Try it
Write each entry again exactly as shown, but without the images it holds.

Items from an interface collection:
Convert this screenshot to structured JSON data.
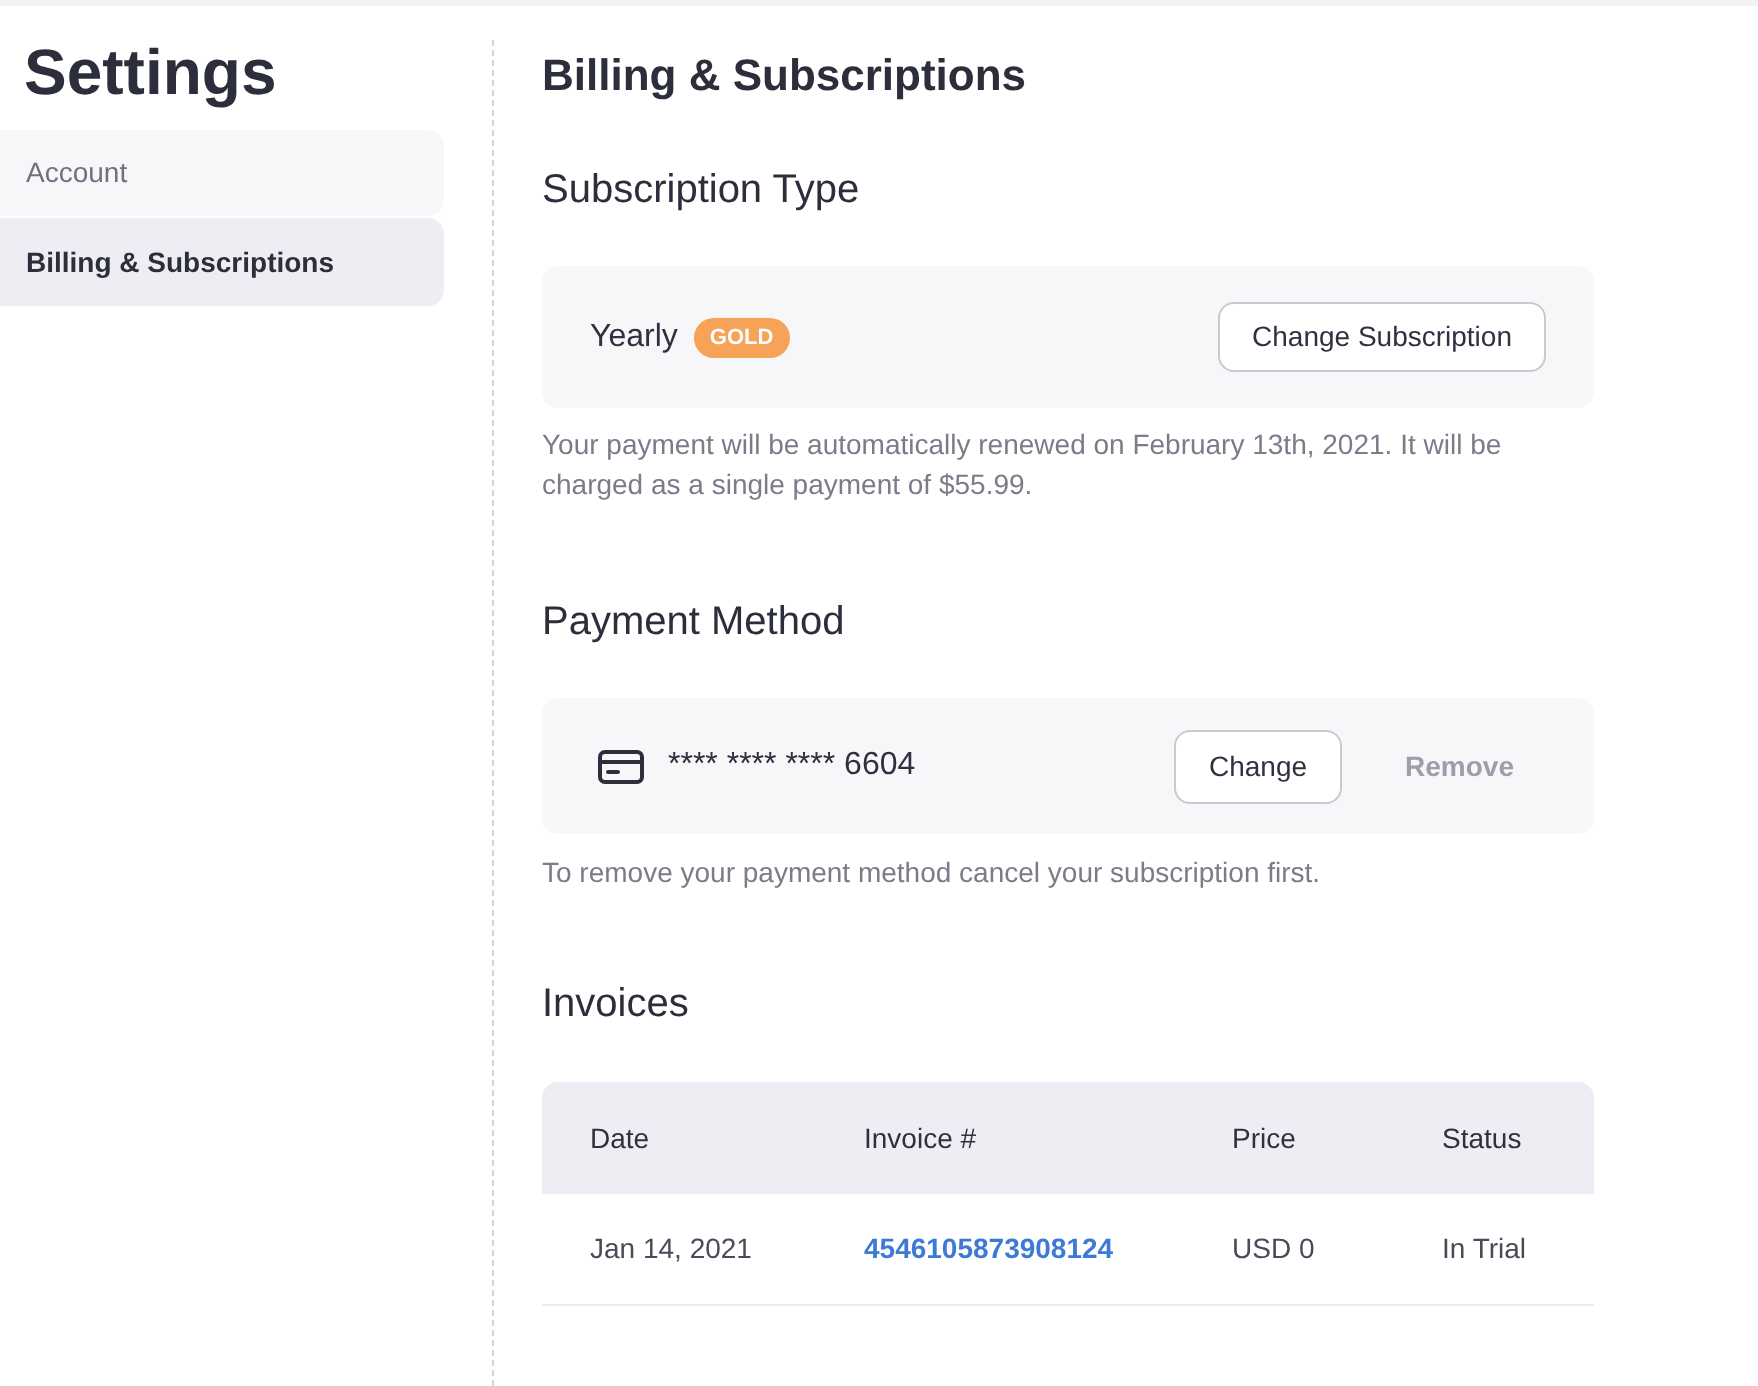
{
  "sidebar": {
    "title": "Settings",
    "items": [
      {
        "label": "Account",
        "selected": false
      },
      {
        "label": "Billing & Subscriptions",
        "selected": true
      }
    ]
  },
  "main": {
    "title": "Billing & Subscriptions",
    "subscription": {
      "heading": "Subscription Type",
      "plan": "Yearly",
      "badge": "GOLD",
      "button": "Change Subscription",
      "note": "Your payment will be automatically renewed on February 13th, 2021. It will be charged as a single payment of $55.99."
    },
    "payment": {
      "heading": "Payment Method",
      "card_number": "**** **** **** 6604",
      "buttons": [
        {
          "label": "Change",
          "disabled": false
        },
        {
          "label": "Remove",
          "disabled": true
        }
      ],
      "note": "To remove your payment method cancel your subscription first."
    },
    "invoices": {
      "heading": "Invoices",
      "columns": [
        "Date",
        "Invoice #",
        "Price",
        "Status"
      ],
      "rows": [
        {
          "cells": [
            {
              "text": "Jan 14, 2021",
              "kind": "text"
            },
            {
              "text": "4546105873908124",
              "kind": "link"
            },
            {
              "text": "USD 0",
              "kind": "text"
            },
            {
              "text": "In Trial",
              "kind": "text"
            }
          ]
        }
      ]
    }
  }
}
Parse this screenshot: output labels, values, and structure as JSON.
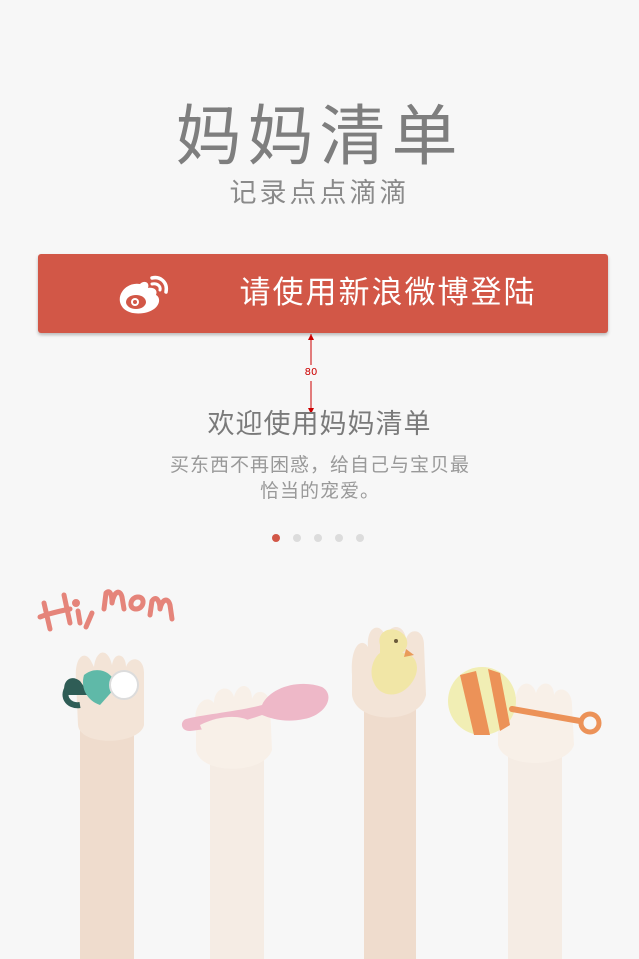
{
  "app": {
    "title": "妈妈清单",
    "subtitle": "记录点点滴滴"
  },
  "login": {
    "label": "请使用新浪微博登陆",
    "icon": "weibo-icon",
    "color": "#d25747"
  },
  "annotation": {
    "spacing_label": "80"
  },
  "welcome": {
    "title": "欢迎使用妈妈清单",
    "description_line1": "买东西不再困惑，给自己与宝贝最",
    "description_line2": "恰当的宠爱。"
  },
  "pager": {
    "count": 5,
    "active_index": 0,
    "active_color": "#d25747"
  },
  "illustration": {
    "greeting": "Hi,mom",
    "items": [
      "pacifier-icon",
      "spoon-icon",
      "rubber-duck-icon",
      "rattle-icon"
    ]
  }
}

Completed task
Convert this screenshot to structured JSON data.
{
  "sidebar": {
    "title": "Settings",
    "items": [
      {
        "label": "Account",
        "selected": false
      },
      {
        "label": "Billing & Subscriptions",
        "selected": true
      }
    ]
  },
  "main": {
    "title": "Billing & Subscriptions",
    "subscription": {
      "heading": "Subscription Type",
      "plan": "Yearly",
      "badge": "GOLD",
      "button": "Change Subscription",
      "note": "Your payment will be automatically renewed on February 13th, 2021. It will be charged as a single payment of $55.99."
    },
    "payment": {
      "heading": "Payment Method",
      "card_number": "**** **** **** 6604",
      "buttons": [
        {
          "label": "Change",
          "disabled": false
        },
        {
          "label": "Remove",
          "disabled": true
        }
      ],
      "note": "To remove your payment method cancel your subscription first."
    },
    "invoices": {
      "heading": "Invoices",
      "columns": [
        "Date",
        "Invoice #",
        "Price",
        "Status"
      ],
      "rows": [
        {
          "cells": [
            {
              "text": "Jan 14, 2021",
              "kind": "text"
            },
            {
              "text": "4546105873908124",
              "kind": "link"
            },
            {
              "text": "USD 0",
              "kind": "text"
            },
            {
              "text": "In Trial",
              "kind": "text"
            }
          ]
        }
      ]
    }
  }
}
Parse this screenshot: output labels, values, and structure as JSON.
{
  "app": {
    "title": "妈妈清单",
    "subtitle": "记录点点滴滴"
  },
  "login": {
    "label": "请使用新浪微博登陆",
    "icon": "weibo-icon",
    "color": "#d25747"
  },
  "annotation": {
    "spacing_label": "80"
  },
  "welcome": {
    "title": "欢迎使用妈妈清单",
    "description_line1": "买东西不再困惑，给自己与宝贝最",
    "description_line2": "恰当的宠爱。"
  },
  "pager": {
    "count": 5,
    "active_index": 0,
    "active_color": "#d25747"
  },
  "illustration": {
    "greeting": "Hi,mom",
    "items": [
      "pacifier-icon",
      "spoon-icon",
      "rubber-duck-icon",
      "rattle-icon"
    ]
  }
}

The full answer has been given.